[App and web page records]
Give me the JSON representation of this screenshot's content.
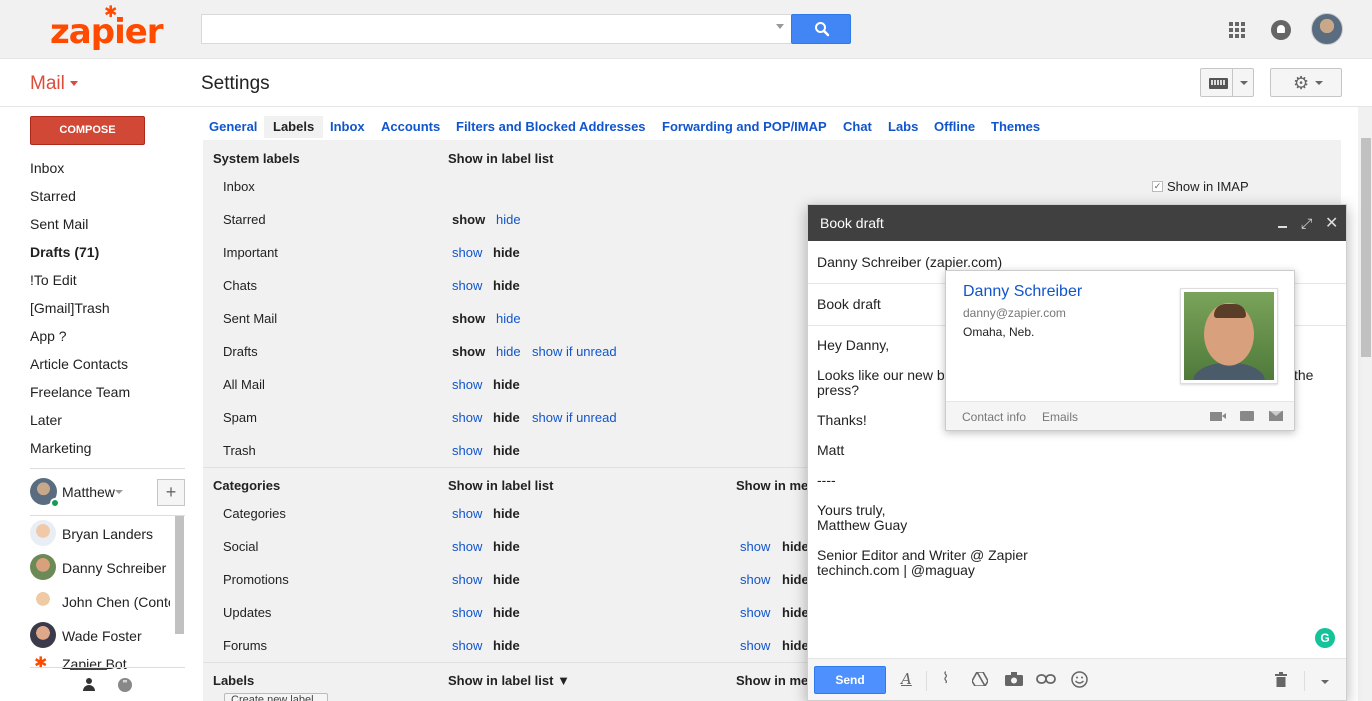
{
  "brand": {
    "logo_text": "zapier",
    "logo_star": "✱"
  },
  "search": {
    "placeholder": "",
    "value": ""
  },
  "header": {
    "mail_label": "Mail",
    "page_title": "Settings"
  },
  "nav": {
    "compose_label": "COMPOSE",
    "items": [
      {
        "label": "Inbox",
        "bold": false
      },
      {
        "label": "Starred",
        "bold": false
      },
      {
        "label": "Sent Mail",
        "bold": false
      },
      {
        "label": "Drafts (71)",
        "bold": true
      },
      {
        "label": "!To Edit",
        "bold": false
      },
      {
        "label": "[Gmail]Trash",
        "bold": false
      },
      {
        "label": "App ?",
        "bold": false
      },
      {
        "label": "Article Contacts",
        "bold": false
      },
      {
        "label": "Freelance Team",
        "bold": false
      },
      {
        "label": "Later",
        "bold": false
      },
      {
        "label": "Marketing",
        "bold": false
      }
    ]
  },
  "chat": {
    "me_name": "Matthew",
    "add_label": "+",
    "contacts": [
      {
        "name": "Bryan Landers"
      },
      {
        "name": "Danny Schreiber"
      },
      {
        "name": "John Chen (Content Marketing)"
      },
      {
        "name": "Wade Foster"
      },
      {
        "name": "Zapier Bot"
      }
    ],
    "hangouts_glyph": "\""
  },
  "tabs": [
    {
      "label": "General"
    },
    {
      "label": "Labels"
    },
    {
      "label": "Inbox"
    },
    {
      "label": "Accounts"
    },
    {
      "label": "Filters and Blocked Addresses"
    },
    {
      "label": "Forwarding and POP/IMAP"
    },
    {
      "label": "Chat"
    },
    {
      "label": "Labs"
    },
    {
      "label": "Offline"
    },
    {
      "label": "Themes"
    }
  ],
  "labels_settings": {
    "system_header": "System labels",
    "show_in_label_list": "Show in label list",
    "show_in_imap": "Show in IMAP",
    "show": "show",
    "hide": "hide",
    "show_if_unread": "show if unread",
    "system_rows": [
      {
        "label": "Inbox"
      },
      {
        "label": "Starred"
      },
      {
        "label": "Important"
      },
      {
        "label": "Chats"
      },
      {
        "label": "Sent Mail"
      },
      {
        "label": "Drafts"
      },
      {
        "label": "All Mail"
      },
      {
        "label": "Spam"
      },
      {
        "label": "Trash"
      }
    ],
    "categories_header": "Categories",
    "show_in_message_list": "Show in me",
    "category_rows": [
      {
        "label": "Categories"
      },
      {
        "label": "Social"
      },
      {
        "label": "Promotions"
      },
      {
        "label": "Updates"
      },
      {
        "label": "Forums"
      }
    ],
    "labels_header": "Labels",
    "labels_list_header": "Show in label list ▼",
    "create_label": "Create new label"
  },
  "compose": {
    "title": "Book draft",
    "to": "Danny Schreiber (zapier.com)",
    "subject": "Book draft",
    "body_lines": [
      "Hey Danny,",
      "Looks like our new boo",
      "the",
      "press?",
      "Thanks!",
      "Matt",
      "----",
      "Yours truly,",
      "Matthew Guay",
      "Senior Editor and Writer @ Zapier",
      "techinch.com | @maguay"
    ],
    "send_label": "Send",
    "grammarly_glyph": "G"
  },
  "hover_card": {
    "name": "Danny Schreiber",
    "email": "danny@zapier.com",
    "location": "Omaha, Neb.",
    "contact_info": "Contact info",
    "emails": "Emails"
  },
  "colors": {
    "brand": "#ff4a00",
    "compose_red": "#d14836",
    "link_blue": "#1155cc",
    "send_blue": "#4d90fe",
    "grammarly": "#15c39a"
  }
}
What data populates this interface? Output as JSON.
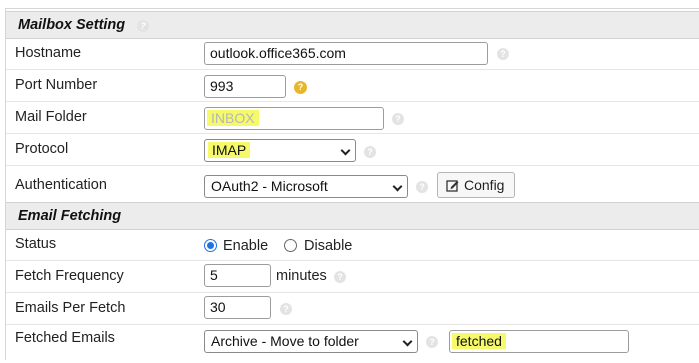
{
  "mailbox_section": {
    "title": "Mailbox Setting",
    "fields": {
      "hostname": {
        "label": "Hostname",
        "value": "outlook.office365.com"
      },
      "port": {
        "label": "Port Number",
        "value": "993"
      },
      "mail_folder": {
        "label": "Mail Folder",
        "placeholder": "INBOX"
      },
      "protocol": {
        "label": "Protocol",
        "selected": "IMAP"
      },
      "authentication": {
        "label": "Authentication",
        "selected": "OAuth2 - Microsoft",
        "config_label": "Config"
      }
    }
  },
  "fetching_section": {
    "title": "Email Fetching",
    "fields": {
      "status": {
        "label": "Status",
        "enable_label": "Enable",
        "disable_label": "Disable",
        "selected": "Enable"
      },
      "frequency": {
        "label": "Fetch Frequency",
        "value": "5",
        "unit": "minutes"
      },
      "per_fetch": {
        "label": "Emails Per Fetch",
        "value": "30"
      },
      "fetched": {
        "label": "Fetched Emails",
        "selected": "Archive - Move to folder",
        "folder_value": "fetched"
      }
    }
  },
  "colors": {
    "highlight": "#f6f96a",
    "help_icon_gold": "#e8b62b",
    "radio_accent": "#1a73e8",
    "section_bg": "#ececec"
  },
  "icons": {
    "help": "question-circle",
    "config": "edit-square"
  }
}
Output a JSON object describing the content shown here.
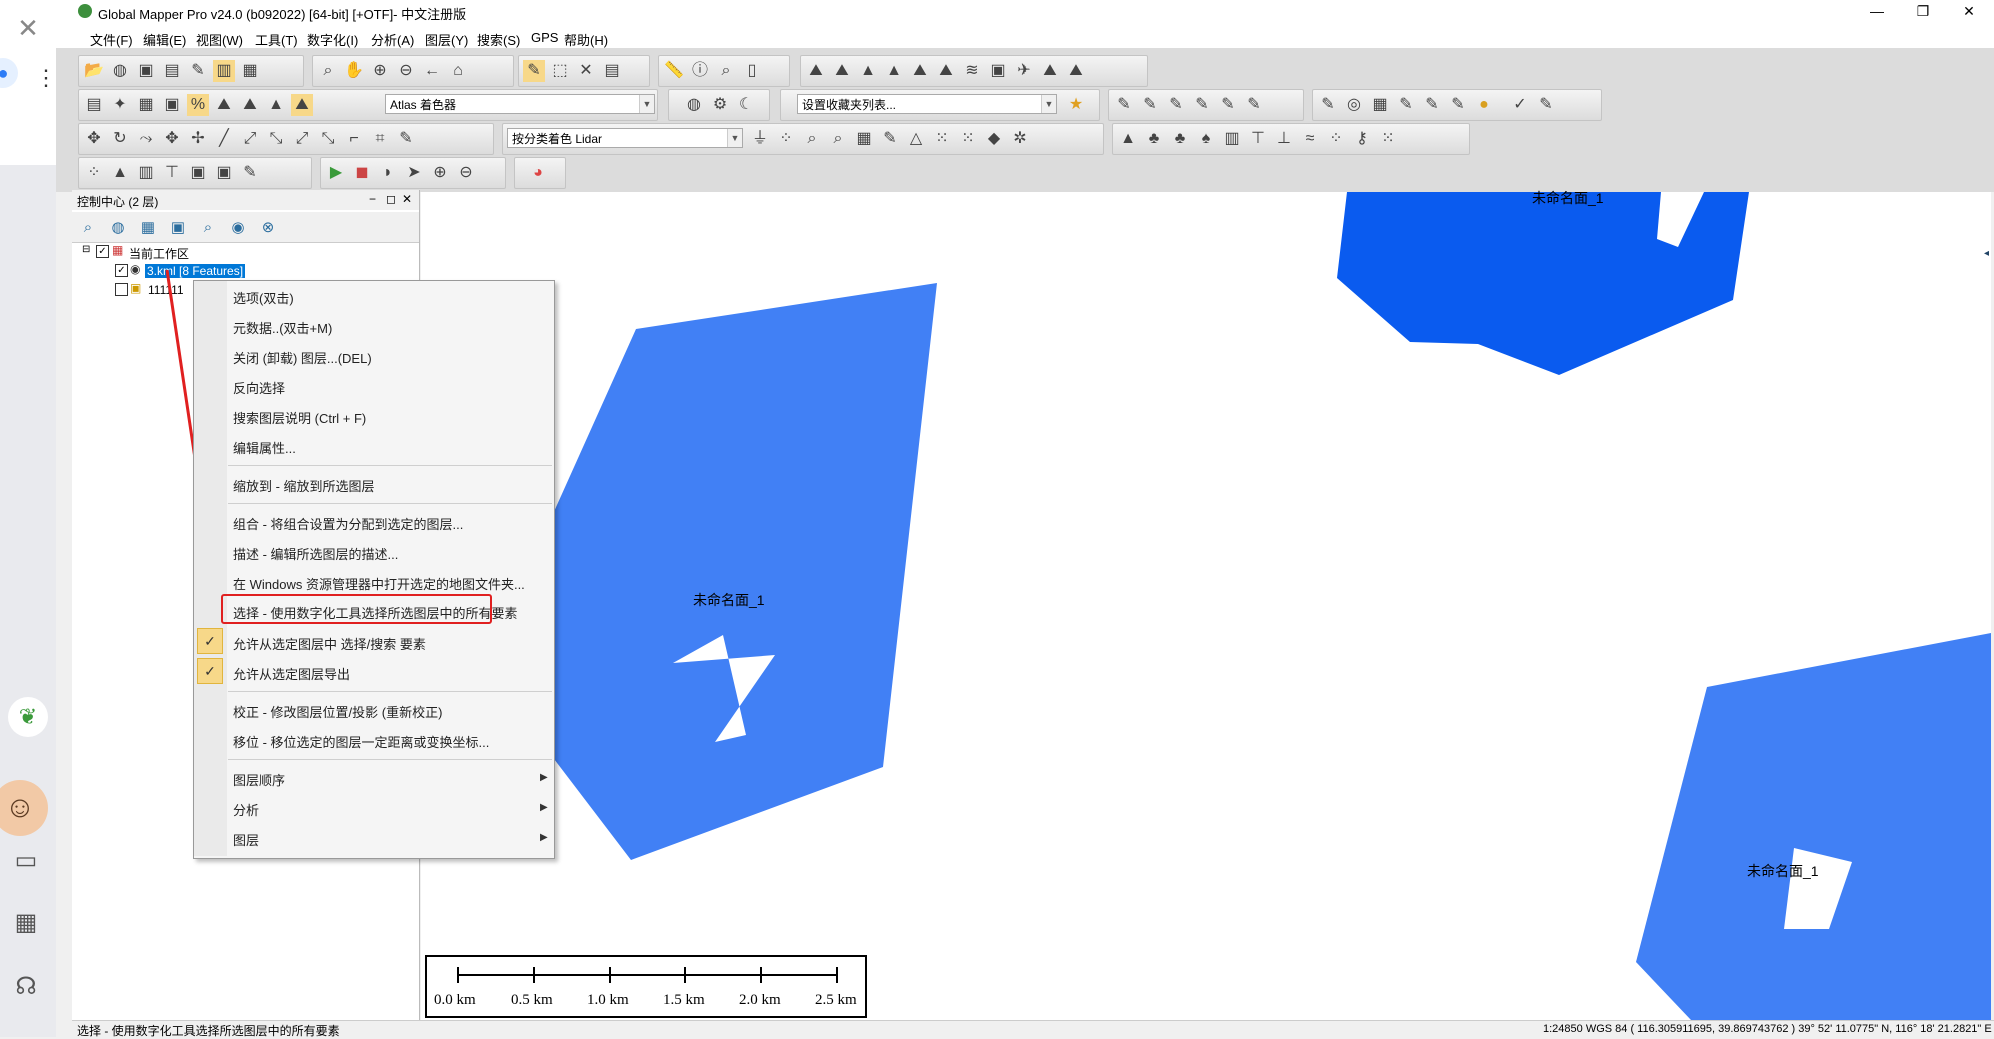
{
  "window": {
    "title": "Global Mapper Pro v24.0 (b092022) [64-bit] [+OTF]- 中文注册版",
    "minimize": "—",
    "restore": "❐",
    "close": "✕"
  },
  "menubar": {
    "items": [
      "文件(F)",
      "编辑(E)",
      "视图(W)",
      "工具(T)",
      "数字化(I)",
      "分析(A)",
      "图层(Y)",
      "搜索(S)",
      "GPS",
      "帮助(H)"
    ]
  },
  "toolbars": {
    "atlas_combo": "Atlas 着色器",
    "favorites_combo": "设置收藏夹列表...",
    "lidar_combo": "按分类着色 Lidar"
  },
  "control_center": {
    "title": "控制中心 (2 层)",
    "tree": {
      "root": "当前工作区",
      "layer1": "3.kml [8 Features]",
      "layer2": "111111"
    }
  },
  "context_menu": {
    "items": [
      "选项(双击)",
      "元数据..(双击+M)",
      "关闭 (卸载) 图层...(DEL)",
      "反向选择",
      "搜索图层说明 (Ctrl + F)",
      "编辑属性...",
      "缩放到 - 缩放到所选图层",
      "组合 - 将组合设置为分配到选定的图层...",
      "描述 - 编辑所选图层的描述...",
      "在 Windows 资源管理器中打开选定的地图文件夹...",
      "选择 - 使用数字化工具选择所选图层中的所有要素",
      "允许从选定图层中 选择/搜索 要素",
      "允许从选定图层导出",
      "校正 - 修改图层位置/投影 (重新校正)",
      "移位 - 移位选定的图层一定距离或变换坐标...",
      "图层顺序",
      "分析",
      "图层"
    ],
    "checked": [
      true,
      true
    ]
  },
  "map": {
    "polygon_labels": [
      "未命名面_1",
      "未命名面_1",
      "未命名面_1"
    ],
    "fill_light": "#4180f5",
    "fill_dark": "#0a5bef",
    "scalebar": [
      "0.0 km",
      "0.5 km",
      "1.0 km",
      "1.5 km",
      "2.0 km",
      "2.5 km"
    ]
  },
  "status": {
    "message": "选择 - 使用数字化工具选择所选图层中的所有要素",
    "coords": "1:24850  WGS 84 ( 116.305911695, 39.869743762 )  39° 52' 11.0775\" N, 116° 18' 21.2821\" E"
  },
  "sidebar_external": {
    "icons": [
      "close-icon",
      "user-icon",
      "more-icon",
      "leaf-icon",
      "avatar-icon",
      "coupon-icon",
      "qr-icon",
      "headset-icon"
    ]
  }
}
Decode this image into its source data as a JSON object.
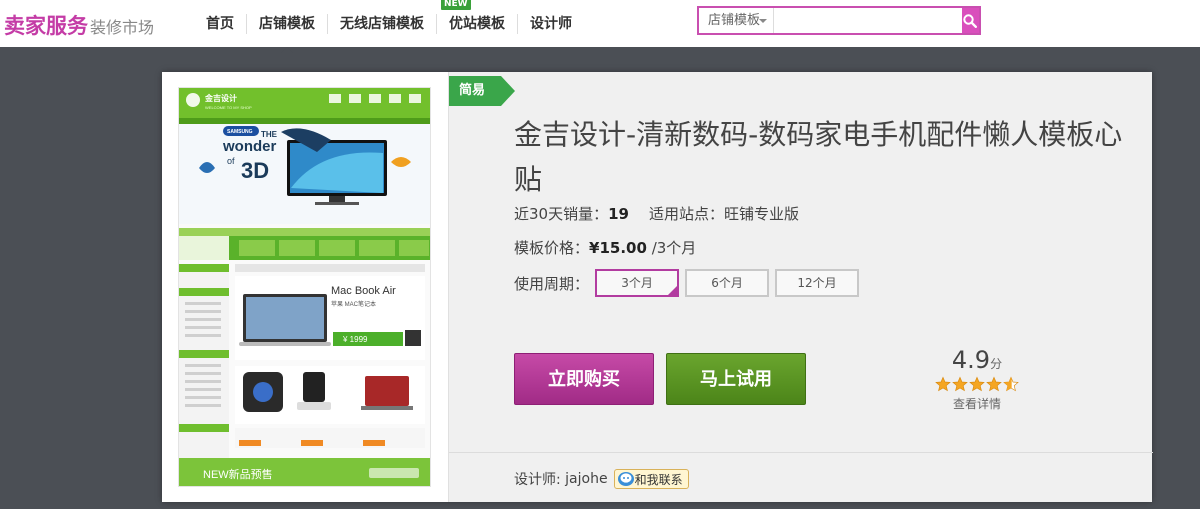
{
  "header": {
    "logo_main": "卖家服务",
    "logo_sub": "装修市场",
    "nav": [
      {
        "label": "首页"
      },
      {
        "label": "店铺模板"
      },
      {
        "label": "无线店铺模板"
      },
      {
        "label": "优站模板",
        "badge": "NEW"
      },
      {
        "label": "设计师"
      }
    ],
    "active_nav_index": 1,
    "search": {
      "selected_option": "店铺模板",
      "value": "",
      "placeholder": ""
    },
    "accent_color": "#c94fb0"
  },
  "thumbnail": {
    "shop_name": "金吉设计",
    "shop_tagline": "WELCOME TO MY SHOP",
    "banner_brand": "SAMSUNG",
    "banner_line1": "THE",
    "banner_line2": "wonder",
    "banner_line3": "of",
    "banner_line4": "3D",
    "promo_title": "Mac Book Air",
    "promo_sub": "苹果 MAC笔记本",
    "promo_price": "¥ 1999",
    "footer_label": "NEW新品预售"
  },
  "product": {
    "level_tag": "简易",
    "title": "金吉设计-清新数码-数码家电手机配件懒人模板心贴",
    "sales_label": "近30天销量：",
    "sales_value": "19",
    "site_label": "适用站点：",
    "site_value": "旺铺专业版",
    "price_label": "模板价格：",
    "price_value": "¥15.00",
    "price_unit": "/3个月",
    "period_label": "使用周期：",
    "periods": [
      "3个月",
      "6个月",
      "12个月"
    ],
    "selected_period_index": 0,
    "buy_label": "立即购买",
    "try_label": "马上试用",
    "rating_score": "4.9",
    "rating_unit": "分",
    "rating_stars": 4.9,
    "rating_detail": "查看详情",
    "designer_label": "设计师:",
    "designer_name": "jajohe",
    "contact_label": "和我联系",
    "buy_color": "#b23ca0",
    "try_color": "#5a9424",
    "tag_color": "#3aa64a"
  }
}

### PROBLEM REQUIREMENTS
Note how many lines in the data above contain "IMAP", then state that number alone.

### SOLUTION TO THIS TASK
3